* _Exercise brief_
Among the records, which lines hold the word "items"? Pick them out.

[Records for the task — start]

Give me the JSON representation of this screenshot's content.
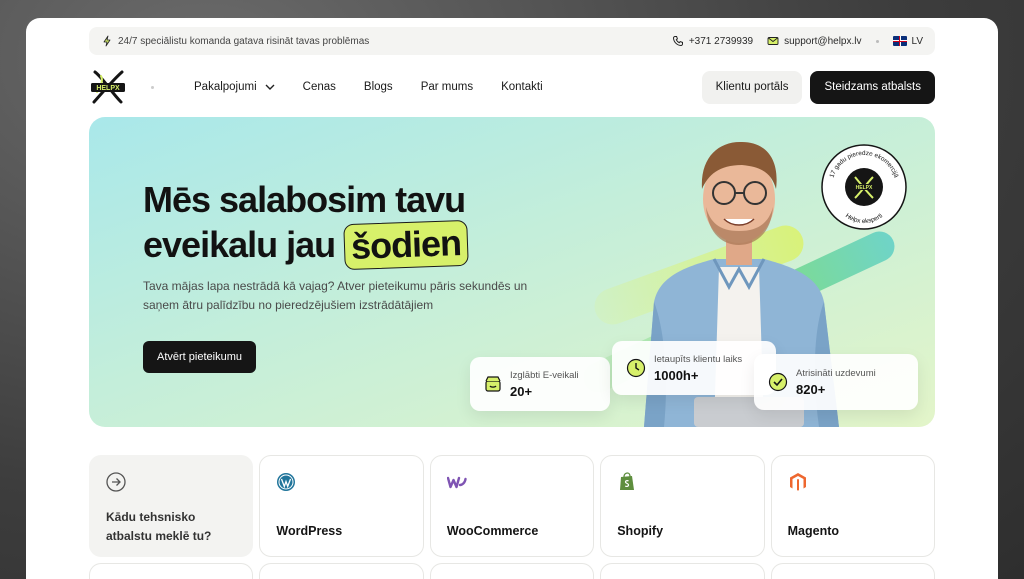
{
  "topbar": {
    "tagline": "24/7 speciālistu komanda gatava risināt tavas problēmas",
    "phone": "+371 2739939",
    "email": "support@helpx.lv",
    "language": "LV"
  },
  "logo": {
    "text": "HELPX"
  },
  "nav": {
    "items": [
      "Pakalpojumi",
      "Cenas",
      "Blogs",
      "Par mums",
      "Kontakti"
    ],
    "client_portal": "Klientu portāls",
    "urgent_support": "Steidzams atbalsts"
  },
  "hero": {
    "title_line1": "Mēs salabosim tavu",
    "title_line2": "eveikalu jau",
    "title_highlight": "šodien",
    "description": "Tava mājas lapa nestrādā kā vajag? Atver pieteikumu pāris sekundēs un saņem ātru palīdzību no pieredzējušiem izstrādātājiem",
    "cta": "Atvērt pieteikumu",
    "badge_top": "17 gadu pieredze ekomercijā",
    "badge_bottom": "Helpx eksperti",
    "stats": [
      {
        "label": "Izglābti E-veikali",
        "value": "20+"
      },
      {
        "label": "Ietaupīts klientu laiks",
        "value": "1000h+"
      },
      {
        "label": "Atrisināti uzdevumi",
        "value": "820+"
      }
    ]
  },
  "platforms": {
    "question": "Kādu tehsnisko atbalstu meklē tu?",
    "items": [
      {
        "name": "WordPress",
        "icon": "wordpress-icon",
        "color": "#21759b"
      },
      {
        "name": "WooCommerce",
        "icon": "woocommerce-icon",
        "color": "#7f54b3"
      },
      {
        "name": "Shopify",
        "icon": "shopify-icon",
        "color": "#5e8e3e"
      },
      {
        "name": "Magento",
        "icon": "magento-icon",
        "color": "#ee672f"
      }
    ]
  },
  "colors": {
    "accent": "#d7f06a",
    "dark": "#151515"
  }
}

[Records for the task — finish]
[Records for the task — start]

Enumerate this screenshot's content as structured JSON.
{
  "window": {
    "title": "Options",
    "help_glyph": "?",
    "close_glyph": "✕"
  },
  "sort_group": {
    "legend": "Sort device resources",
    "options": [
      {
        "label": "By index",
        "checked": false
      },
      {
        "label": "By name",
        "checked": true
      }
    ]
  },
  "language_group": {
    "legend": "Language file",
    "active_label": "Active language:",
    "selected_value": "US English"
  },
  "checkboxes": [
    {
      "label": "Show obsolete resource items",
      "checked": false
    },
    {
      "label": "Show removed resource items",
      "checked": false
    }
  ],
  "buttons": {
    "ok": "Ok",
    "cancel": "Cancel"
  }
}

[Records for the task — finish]
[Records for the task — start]

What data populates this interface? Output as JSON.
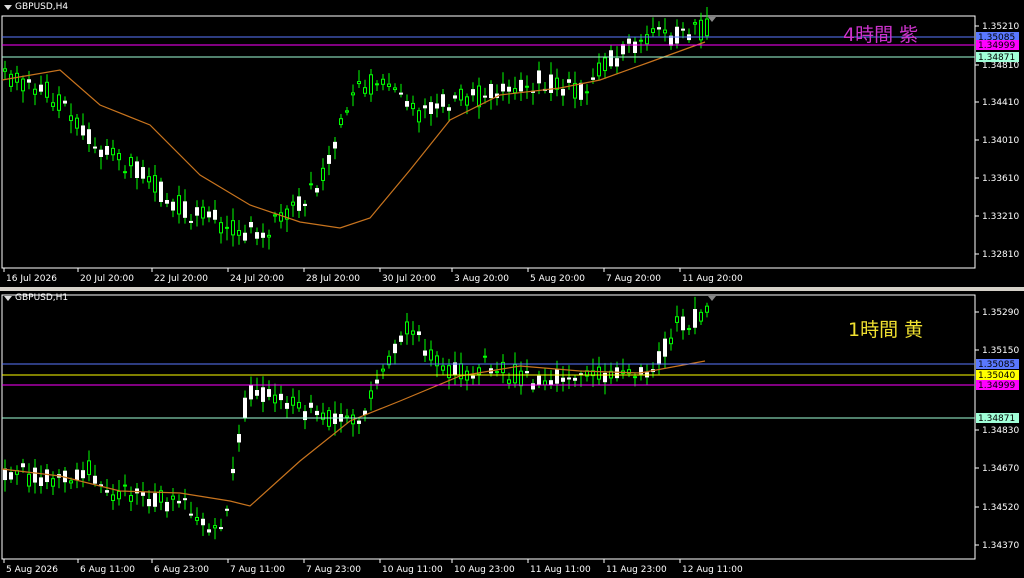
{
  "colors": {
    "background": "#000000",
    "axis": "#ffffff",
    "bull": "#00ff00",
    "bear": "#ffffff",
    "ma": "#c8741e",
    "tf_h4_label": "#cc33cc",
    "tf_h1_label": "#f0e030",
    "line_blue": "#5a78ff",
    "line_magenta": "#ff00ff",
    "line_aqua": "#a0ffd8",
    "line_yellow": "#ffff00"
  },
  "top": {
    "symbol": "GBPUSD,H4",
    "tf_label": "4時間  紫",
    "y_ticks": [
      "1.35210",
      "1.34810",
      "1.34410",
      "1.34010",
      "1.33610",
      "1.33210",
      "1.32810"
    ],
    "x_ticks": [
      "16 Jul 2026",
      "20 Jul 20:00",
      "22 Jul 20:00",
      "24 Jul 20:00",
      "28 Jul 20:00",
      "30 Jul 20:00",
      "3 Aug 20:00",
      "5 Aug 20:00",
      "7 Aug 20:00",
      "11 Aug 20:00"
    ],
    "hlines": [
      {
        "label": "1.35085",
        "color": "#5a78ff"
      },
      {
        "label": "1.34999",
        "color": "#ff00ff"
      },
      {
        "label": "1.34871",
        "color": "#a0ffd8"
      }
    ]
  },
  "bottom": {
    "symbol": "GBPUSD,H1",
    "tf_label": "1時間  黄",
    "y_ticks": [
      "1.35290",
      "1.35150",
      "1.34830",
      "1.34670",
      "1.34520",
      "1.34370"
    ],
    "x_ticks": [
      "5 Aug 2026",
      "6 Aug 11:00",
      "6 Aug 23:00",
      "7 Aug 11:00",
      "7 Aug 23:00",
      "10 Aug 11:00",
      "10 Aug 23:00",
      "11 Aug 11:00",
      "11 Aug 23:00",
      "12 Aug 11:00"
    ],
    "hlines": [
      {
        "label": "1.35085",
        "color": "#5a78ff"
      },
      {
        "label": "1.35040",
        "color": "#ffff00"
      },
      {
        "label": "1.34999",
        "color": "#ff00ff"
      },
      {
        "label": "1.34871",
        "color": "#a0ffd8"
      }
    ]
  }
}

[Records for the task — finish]

* _Output below_
    "items": [
    "items": [
      "label": "Show obsolete resource items",
      "label": "Show removed resource items",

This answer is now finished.